Bicycle: Bicycling is a very popular means of transportation in the Netherlands, where there are more bicycles than residents. The country has more than 32,000 kilometers of clearly marked cycle paths. In many Dutch cities, bike paths are completely segregated from motorized traffic, with separate, dedicated signs and lights.

Medical Care/Health Insurance

The Netherlands’ health care system, Zorgverzekeringswet (ZVW), is among the best in the world. The vast majority of doctors in the country can speak English. If you are working in the Netherlands and paying income tax, even if you are a foreigner covered in your home country, you are obligated to take out a standard Dutch health insurance package (basisverzekering) within four months of your arrival. An exception is made for employees of certain international organizations whose home countries may have social security agreements with the Netherlands exempting them from the Dutch health care system. If you do not register for health insurance, you risk being fined and billed retroactively.

All insurance companies offer the same standard package, and they are required to insure anyone who requests it and charge the same premium to everyone. To register for health insurance, you must have a social security number (BSN, burgerservicenummer).

Foreign students who are planning to stay in the Netherlands for a short time are not always obliged to present a health insurance coverage. If you do not plan to register with the Dutch health insurance, it is advisable to travel with a private international health care plan from your country of origin. EU students should obtain the EU Health Insurance Card from their home country.

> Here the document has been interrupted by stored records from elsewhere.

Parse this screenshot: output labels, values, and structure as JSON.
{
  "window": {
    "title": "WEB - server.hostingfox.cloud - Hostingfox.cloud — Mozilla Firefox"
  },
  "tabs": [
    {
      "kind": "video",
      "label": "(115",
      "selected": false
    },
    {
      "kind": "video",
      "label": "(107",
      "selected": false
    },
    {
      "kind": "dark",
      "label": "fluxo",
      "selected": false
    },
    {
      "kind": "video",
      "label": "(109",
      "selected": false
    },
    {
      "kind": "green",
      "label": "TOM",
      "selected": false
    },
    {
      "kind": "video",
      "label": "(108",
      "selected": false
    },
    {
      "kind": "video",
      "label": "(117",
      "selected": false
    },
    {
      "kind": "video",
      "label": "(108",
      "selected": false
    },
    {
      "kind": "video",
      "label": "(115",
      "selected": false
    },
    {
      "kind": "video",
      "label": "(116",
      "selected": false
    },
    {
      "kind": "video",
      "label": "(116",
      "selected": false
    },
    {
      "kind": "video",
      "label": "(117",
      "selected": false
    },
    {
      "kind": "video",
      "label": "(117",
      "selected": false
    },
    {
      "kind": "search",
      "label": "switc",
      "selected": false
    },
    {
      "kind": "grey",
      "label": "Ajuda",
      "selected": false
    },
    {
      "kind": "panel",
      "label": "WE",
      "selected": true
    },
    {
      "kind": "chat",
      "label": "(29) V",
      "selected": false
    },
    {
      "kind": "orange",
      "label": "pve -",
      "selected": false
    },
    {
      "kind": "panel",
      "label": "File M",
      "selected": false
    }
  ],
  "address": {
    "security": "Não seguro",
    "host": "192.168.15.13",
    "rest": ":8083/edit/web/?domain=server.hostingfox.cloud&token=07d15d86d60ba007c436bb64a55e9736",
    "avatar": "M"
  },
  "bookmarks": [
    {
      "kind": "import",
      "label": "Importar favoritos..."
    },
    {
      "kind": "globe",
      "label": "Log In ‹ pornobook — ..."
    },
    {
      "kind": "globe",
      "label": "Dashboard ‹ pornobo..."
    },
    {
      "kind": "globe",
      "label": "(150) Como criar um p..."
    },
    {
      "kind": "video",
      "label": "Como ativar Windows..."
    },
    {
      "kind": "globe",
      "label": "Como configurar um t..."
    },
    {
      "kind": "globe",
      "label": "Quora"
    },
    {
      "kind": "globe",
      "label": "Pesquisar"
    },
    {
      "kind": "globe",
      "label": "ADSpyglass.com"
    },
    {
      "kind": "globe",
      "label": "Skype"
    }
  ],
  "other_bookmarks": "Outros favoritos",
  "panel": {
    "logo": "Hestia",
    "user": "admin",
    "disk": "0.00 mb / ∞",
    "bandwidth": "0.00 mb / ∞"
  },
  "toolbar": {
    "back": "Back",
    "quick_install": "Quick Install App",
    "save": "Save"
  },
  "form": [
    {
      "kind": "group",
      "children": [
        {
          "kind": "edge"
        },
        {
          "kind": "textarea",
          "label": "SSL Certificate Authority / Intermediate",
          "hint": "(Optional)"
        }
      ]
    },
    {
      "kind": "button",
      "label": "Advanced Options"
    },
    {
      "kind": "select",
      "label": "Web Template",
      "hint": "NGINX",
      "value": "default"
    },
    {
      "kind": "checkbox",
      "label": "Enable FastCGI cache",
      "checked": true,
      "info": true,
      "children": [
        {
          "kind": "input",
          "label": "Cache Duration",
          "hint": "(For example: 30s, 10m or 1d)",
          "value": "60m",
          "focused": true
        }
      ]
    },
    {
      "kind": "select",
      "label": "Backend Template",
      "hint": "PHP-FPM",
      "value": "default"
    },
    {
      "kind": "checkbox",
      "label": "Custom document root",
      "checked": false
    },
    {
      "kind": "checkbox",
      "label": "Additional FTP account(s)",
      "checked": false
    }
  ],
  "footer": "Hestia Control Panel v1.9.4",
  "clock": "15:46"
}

The Netherlands offers a high quality of life thanks to excellent health care, a top-notch transportation system and a variety of housing options. The country’s economy is growing and jobs are plentiful, and these factors, coupled with the reasonable cost of living, make the Netherlands a popular destination for foreign nationals looking for a new adventure.